A union that represents workers at a Smithfield Foods plant Milan, MO, have filed a lawsuit to “secure basic protective equipment and protocol changes that will stop the spread of COVID-19 in the plant and surrounding community.”

The lawsuit, filed on April 23rd, is the first of its kind seeking to secure injunctive relief to protect frontline workers from the coronavirus pandemic. The suit was filed by the local nonprofit union Rural Community Workers Alliance and ‘Jane Doe’, an anonymous worker who is identified only as “a veteran of the facility’s cut floor who fears contracting the disease in the plant and spreading it in the community.”

The suit alleges that Smithfield’s “current operations constitute a public nuisance because they unreasonably interfere with the common public right to public health” and because they are a breach of Smithfield’s duty to provide its workers with a reasonably safe workplace. 

Specifically, the Missouri Smithfield plant is being accused of:

  • Providing insufficient personal protective equipment, including forcing workers to wear dirty masks;
  • Forcing workers to perform their work tasks while standing shoulder to shoulder;
  • Scheduling work time and breaks in a manner that forces workers to be crowded into cramped hallways and restrooms;
  • Refusing to provide workers sufficient opportunities or time to wash their hands; and
  • Discouraging workers from taking sick leave, offering a $500 bonus to workers who do not miss a shift in April. 

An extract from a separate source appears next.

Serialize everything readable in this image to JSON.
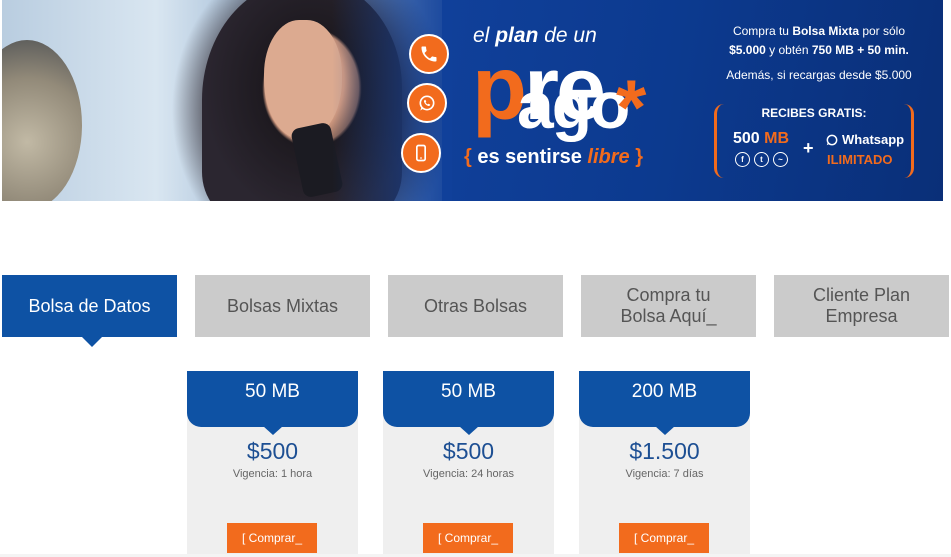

These conditions, say the lawsuit, are ongoing at Smithfield’s Milan, MO, plant despite the outbreak at a Smithfield facility in South Dakota earlier this month through which hundreds of the company’s employees were stricken with COVID-19, and at least one has died, which put not only meat processing workers but the whole community at serious risk. 

The plaintiffs are not seeking money damages, but they are asking the court to force Smithfield to comply with guidelines set forth by the U.S. Centers for Disease Control and Prevention (CDC), state public health orders, and the guidance of healthcare professionals. The union and workers are specifically asking for:

  • Sufficient personal protective equipment, including clean masks; 
  • A social distancing plan for the plant that will allow the workers to stay 6 feet apart to the extent possible, including on the line; 
  • Breaks so that workers can wash their hands and handwashing stations for them to use; 
  • Tissues to be provided to the workers;
  • The implementation of new protocols to clean surfaces;
  • Altering leave policies to allow workers showing COVID-19 symptoms to stay home without any form of punishment to their wages or future prospects;
  • A new plan to test workers showing symptoms and perform contact tracing for those they have been near who could have been exposed. 

At the time the lawsuit was filed, there were no confirmed cases among the Milan plant workers.

UPDATE: Pending a court hearing later this week, it's been reported that a federal judge has since ordered the Milan, MO, Smithfield plant to comply with safety recommendations set by the Occupational Safety and Health Administration and the CDC.